    Darryl, what you say makes sense, and has to be difficult. I agree, chaplaincy experience can give hints for the next steps. Not an easy situation, so all the best! Glad you’re with us.

  • mason

    John and Darryl’s stories are two good examples of the variety of experiences that participants on The Clergy Project have. Those who aren’t able for reasons of financial responsibility “triage” like Darryl, all have their hope of no longer being in the pulpit and developing a fully secular humanist lifestyle.

    It’s always a big high point on TCP when a participant announces, “I preached my last sermon today!”

  • Linda LaScola

    “Those who aren’t able for reasons of financial responsibility “triage” like Darryl, all have their hope of no longer being in the pulpit and developing a fully secular humanist lifestyle.”

    While that may well apply to people in The Clergy Project, I suspect (and in some cases know) that there are liberal clergy without supernatural beliefs who are quite content in their pastoral roles. It’s because they can be fairly – and in some cases completely – honest with their congregations. It may be hard to imagine, but it does happen.

    Jim Adams, the former, now deceased, pastor at St Mark’s Episcopal Church in DC was openly agnostic, saying that he did not believe in God. He did believe in the value of community, however, and established a thriving community of believers and non-believers.

    Other liberal Protestant congregations may not be so open about it, but still welcome non-believers.

  • mason

    True, it happens, probably statistically <.01% , Gretta Vosper would be another example, though she had to battle like a medieval knight with her denomination.

  • Linda LaScola

    I think it happens more than that, but it usually happens very quietly. Jim Adams and Gretta Vosper are exceptions.

    I suspect many liberal clergy just cruise along, offering support about lack of belief to people who ask for it, but otherwise staying under the radar.

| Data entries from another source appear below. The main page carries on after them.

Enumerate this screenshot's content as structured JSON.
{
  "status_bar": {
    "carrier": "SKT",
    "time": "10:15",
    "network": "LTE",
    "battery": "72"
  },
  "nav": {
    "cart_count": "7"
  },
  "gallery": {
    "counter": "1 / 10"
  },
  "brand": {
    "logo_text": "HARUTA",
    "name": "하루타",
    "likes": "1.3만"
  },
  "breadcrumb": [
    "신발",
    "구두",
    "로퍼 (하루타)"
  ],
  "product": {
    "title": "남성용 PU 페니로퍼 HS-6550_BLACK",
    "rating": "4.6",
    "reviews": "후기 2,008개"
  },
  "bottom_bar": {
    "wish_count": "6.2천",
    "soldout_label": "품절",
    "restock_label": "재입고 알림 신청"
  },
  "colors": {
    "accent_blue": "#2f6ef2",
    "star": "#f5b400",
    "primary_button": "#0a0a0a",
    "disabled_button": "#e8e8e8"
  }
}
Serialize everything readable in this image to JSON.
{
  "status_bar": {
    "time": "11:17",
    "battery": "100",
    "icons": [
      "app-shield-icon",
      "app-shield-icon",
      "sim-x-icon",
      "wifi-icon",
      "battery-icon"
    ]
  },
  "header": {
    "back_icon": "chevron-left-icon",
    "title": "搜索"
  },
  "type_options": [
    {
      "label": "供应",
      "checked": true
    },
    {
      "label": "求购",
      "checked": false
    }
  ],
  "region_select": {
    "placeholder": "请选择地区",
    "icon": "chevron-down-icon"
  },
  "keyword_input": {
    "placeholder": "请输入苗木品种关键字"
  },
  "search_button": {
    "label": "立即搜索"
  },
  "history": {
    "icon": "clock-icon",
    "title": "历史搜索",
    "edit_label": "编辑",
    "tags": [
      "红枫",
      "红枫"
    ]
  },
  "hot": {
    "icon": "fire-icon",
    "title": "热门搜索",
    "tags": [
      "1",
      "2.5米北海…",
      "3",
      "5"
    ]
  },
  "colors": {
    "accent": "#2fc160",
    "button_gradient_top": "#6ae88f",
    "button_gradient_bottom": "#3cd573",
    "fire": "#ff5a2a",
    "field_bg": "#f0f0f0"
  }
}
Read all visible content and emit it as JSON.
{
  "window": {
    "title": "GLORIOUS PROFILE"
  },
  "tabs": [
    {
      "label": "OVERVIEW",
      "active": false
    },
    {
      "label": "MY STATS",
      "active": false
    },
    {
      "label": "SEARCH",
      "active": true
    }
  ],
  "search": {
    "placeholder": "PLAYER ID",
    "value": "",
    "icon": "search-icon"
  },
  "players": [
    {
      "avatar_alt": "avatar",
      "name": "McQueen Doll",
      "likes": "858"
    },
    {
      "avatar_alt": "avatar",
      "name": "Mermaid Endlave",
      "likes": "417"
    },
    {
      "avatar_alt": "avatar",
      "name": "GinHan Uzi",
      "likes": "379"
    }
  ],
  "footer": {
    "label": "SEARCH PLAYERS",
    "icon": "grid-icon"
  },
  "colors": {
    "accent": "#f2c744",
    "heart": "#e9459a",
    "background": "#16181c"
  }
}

    I know for a fact that one of the liberals in the Dennett-LaScola study quietly told one of his parishioners who came to him distraught because she didn’t believe the Creed that: “I don’t believe it either, but I say it.”

    He said there were no repercussions and he didn’t expect there would be.

    Bishop Mary Anne Budde of the National Cathedral wrote a Good Friday Blog post in 2013 saying she thought the resurrection was metaphorical — and she’s still Bishop!

    I wrote about it here: https://www.patheos.com/blogs/rationaldoubt/2016/03/two-active-clergy-openly-deny-bodily-resurrection/

  • mason

    My experience with liberal believers is that most of them are already agnostics who like the community cultural aspects of their sect and the coffee & chat after Sunday service

  • Linda LaScola

    Yes — and some of them identify as agnostics and some of them don’t, while holding the same beliefs — or lack of beliefs. It’s all very vague.

  • ElizabetB.

    Life in TransitionLand : )

  • mason

    And that’s a wonderful evolution for humanity